(Posted May 16, 2024) With nothing new from the opinion mill on Ninth Street today, let’s see what’s happening in the appellate world.


New treatise

I learned this week that Justice Steve McCullough has written a book, Virginia Constitutional Law. It’s published by Lexis and is available in hard copy, as an e-book, or as part of your Lexis subscription. As I understand it, the last treatise to cover our constitution was Prof. Dick Howard’s, written half a century ago, so this comes at a good time.

I couldn’t resist checking to see if the book contains a section on substantive due process, a topic on which Justice McCullough’s views and mine diverge. He had some sharp words for the doctrine in a concurring opinion in Palmer v. Atlantic Coast Pipeline, 293 Va. 573 (2017), underscoring that while federal law may recognize the doctrine, the Virginia constitution doesn’t. I noted that while the book does cite Palmer, that passage isn’t in the section on SDP and he doesn’t repeat the critique here.

I commend the book to you, but I have one bit of practical advice. If you choose to cite it in an appeal to the Supreme Court of Virginia, resist the urge to look at him in oral argument and remind him that he wrote the text that you’re relying on. He already knows who wrote the book, and you’ll come across as pandering.


Those sexy appellate bonds

Dan Huckabay of Court Surety Bond Agency has posted a short essay on common problems with appellate bonds. It’s unmistakably a marketing piece for his (quite excellent) company, but I recommend that you read it anyway, for some added perspective on this under-discussed topic.


Recent SCV writ grants

If you look carefully at what at first seems like dry material, you can sometimes find some interesting stories. In this vein, I bring you the writs-granted page of the SCV’s website.

The most recent set of writ panels convened on April 2. Since then, the court has posted eight writ grants on its web page.

One of these, Cridler-Smith v. Director, comes from a habeas-appeal petition filed way back in late June 2023. The Supreme Court heard the writ argument in February and granted the appeal a week ago, on May 9. Most of that long delay resulted from slow work by the Loudoun County Circuit Court Clerk, who didn’t forward the record to Richmond for almost nine months.

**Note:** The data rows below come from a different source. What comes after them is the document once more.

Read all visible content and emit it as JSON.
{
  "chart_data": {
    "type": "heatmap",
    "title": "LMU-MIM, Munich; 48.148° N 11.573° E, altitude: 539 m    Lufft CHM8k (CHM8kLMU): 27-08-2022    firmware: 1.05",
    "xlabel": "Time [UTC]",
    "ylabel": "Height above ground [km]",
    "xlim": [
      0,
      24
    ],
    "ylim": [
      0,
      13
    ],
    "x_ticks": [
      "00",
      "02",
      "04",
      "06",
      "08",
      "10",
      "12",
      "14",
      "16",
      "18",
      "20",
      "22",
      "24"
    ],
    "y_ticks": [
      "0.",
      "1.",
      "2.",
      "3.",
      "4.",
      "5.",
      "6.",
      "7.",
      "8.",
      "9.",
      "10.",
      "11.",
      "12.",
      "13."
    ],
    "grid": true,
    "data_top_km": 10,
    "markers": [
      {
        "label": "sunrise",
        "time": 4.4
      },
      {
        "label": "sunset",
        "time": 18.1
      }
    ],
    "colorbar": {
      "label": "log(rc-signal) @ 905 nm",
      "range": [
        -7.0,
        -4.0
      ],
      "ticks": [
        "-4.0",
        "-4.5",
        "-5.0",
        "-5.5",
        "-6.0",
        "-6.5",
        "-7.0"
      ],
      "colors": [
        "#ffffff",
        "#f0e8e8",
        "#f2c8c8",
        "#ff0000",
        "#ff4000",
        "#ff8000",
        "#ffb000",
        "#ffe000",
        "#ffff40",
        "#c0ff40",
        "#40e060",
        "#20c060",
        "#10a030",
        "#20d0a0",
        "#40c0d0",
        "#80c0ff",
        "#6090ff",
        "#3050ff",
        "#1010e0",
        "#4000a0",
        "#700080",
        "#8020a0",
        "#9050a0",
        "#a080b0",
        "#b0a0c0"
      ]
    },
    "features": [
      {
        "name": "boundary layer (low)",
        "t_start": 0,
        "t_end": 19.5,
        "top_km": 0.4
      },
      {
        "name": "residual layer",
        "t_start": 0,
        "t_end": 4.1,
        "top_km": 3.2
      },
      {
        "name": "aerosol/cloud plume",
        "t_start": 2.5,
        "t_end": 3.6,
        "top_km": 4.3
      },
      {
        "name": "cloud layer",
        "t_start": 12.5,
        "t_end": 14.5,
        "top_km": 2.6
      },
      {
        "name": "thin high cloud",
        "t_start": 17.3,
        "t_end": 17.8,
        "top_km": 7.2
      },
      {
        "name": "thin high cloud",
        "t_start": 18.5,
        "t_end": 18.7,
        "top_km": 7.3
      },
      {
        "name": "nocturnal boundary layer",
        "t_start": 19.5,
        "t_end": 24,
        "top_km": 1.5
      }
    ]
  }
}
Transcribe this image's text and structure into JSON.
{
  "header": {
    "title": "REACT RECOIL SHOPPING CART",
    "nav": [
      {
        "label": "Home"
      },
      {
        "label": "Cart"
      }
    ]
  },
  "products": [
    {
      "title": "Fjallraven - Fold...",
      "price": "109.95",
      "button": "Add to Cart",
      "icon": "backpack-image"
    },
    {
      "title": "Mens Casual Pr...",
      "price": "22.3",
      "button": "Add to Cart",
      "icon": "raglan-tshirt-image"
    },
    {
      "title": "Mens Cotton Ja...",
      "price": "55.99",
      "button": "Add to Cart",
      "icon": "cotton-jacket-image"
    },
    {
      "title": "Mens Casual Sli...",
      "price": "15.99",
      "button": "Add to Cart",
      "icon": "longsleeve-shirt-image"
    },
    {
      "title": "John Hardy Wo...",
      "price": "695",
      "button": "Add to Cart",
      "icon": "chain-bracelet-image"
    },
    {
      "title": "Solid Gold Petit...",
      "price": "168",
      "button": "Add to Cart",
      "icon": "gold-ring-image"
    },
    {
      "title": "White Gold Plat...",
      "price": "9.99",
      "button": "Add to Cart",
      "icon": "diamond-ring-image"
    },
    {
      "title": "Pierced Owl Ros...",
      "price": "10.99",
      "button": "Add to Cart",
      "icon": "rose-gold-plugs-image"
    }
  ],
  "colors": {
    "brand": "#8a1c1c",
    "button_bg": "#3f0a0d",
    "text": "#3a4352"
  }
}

Another recent grant, Josephson v. Commonwealth, received a writ on April 30 without, as far as I can tell, appearing on the writ-panel docket. It looks like the court reviewed the petition for appeal and decided immediately that it was worth granting.

The justices also granted an appeal in the unemployment-insurance case of Amazon Logistics v. VEC, on the question whether Amazon’s flex drivers – folks who supplement normal truck-based Amazon deliveries – are employees or independent contractors.

I was surprised to note that the Supreme Court’s case-information page shows that in four of the six criminal writ grants, the Commonwealth didn’t file a brief in opposition. That may be a system glitch, because in my experience, the OAG is careful to file briefs at the stage where the appellee has the most leverage.

Finally, one of the appeals, Baez v. Commonwealth, portends a ruling on the admissibility of police body-camera footage. I’m definitely not a criminal-law jock, but this looks to me like an interesting question.


The historical context of writ grants

Of the eight recent grants, six appear to be either criminal or habeas appeals. For the year, we’ve seen nine criminal/habeas writs and six in civil appeals. I note that we thus have 15 grants from the first two (out of six) writ-panel sessions of the year. That extrapolates to something like 45 grants over the course of the year.

I’ll post a more fulsome essay on the SCV’s statistics soon, but for now, I’ll put that pace of 45 grants in context. Last year, the court received 956 new filings and granted 36 writs, an overall grant rate of 3.8%. Ten years ago, in 2014, we saw 1,918 new filings and 131 grants, for 6.8%. Twenty years ago, in 2004, there were 2,976 new filings and 174 grants, which comes to 5.8%. And thirty years ago, we saw 2,240 new cases and 337 grants – a whopping 15% grant rate.

You want more numbers? I’m your man. In 1984, the court received 1,582 new cases and granted 259 writs (16.4%). In 1974, the numbers were 212 grants out of 1,256 filings, for 16.9%. In 1964, there were 798 filings and 229 grants, or 28.7%. And 1954 – that’s as far as I can go back on this ten-year cycle – the court took in just 304 new filings and granted 132 writs for an astounding 43.4% grant rate.

I emphatically do not have the power of foresight; if I did, I’d be picking lottery numbers instead of posting this analysis, and I’d get far fewer Death Stares from The Boss. But my imperfect future vision tells me that you should expect this tiny grant rate to become the new normal. The justices of the Supreme Court of Virginia have simply decided to grant fewer appeals; they’ve chosen to hear fewer cases on the merits. If you’re appealing to the Court of Appeals of Virginia, you’d better make the most of that opportunity, because the SCV is handing out writs with historically small tweezers now.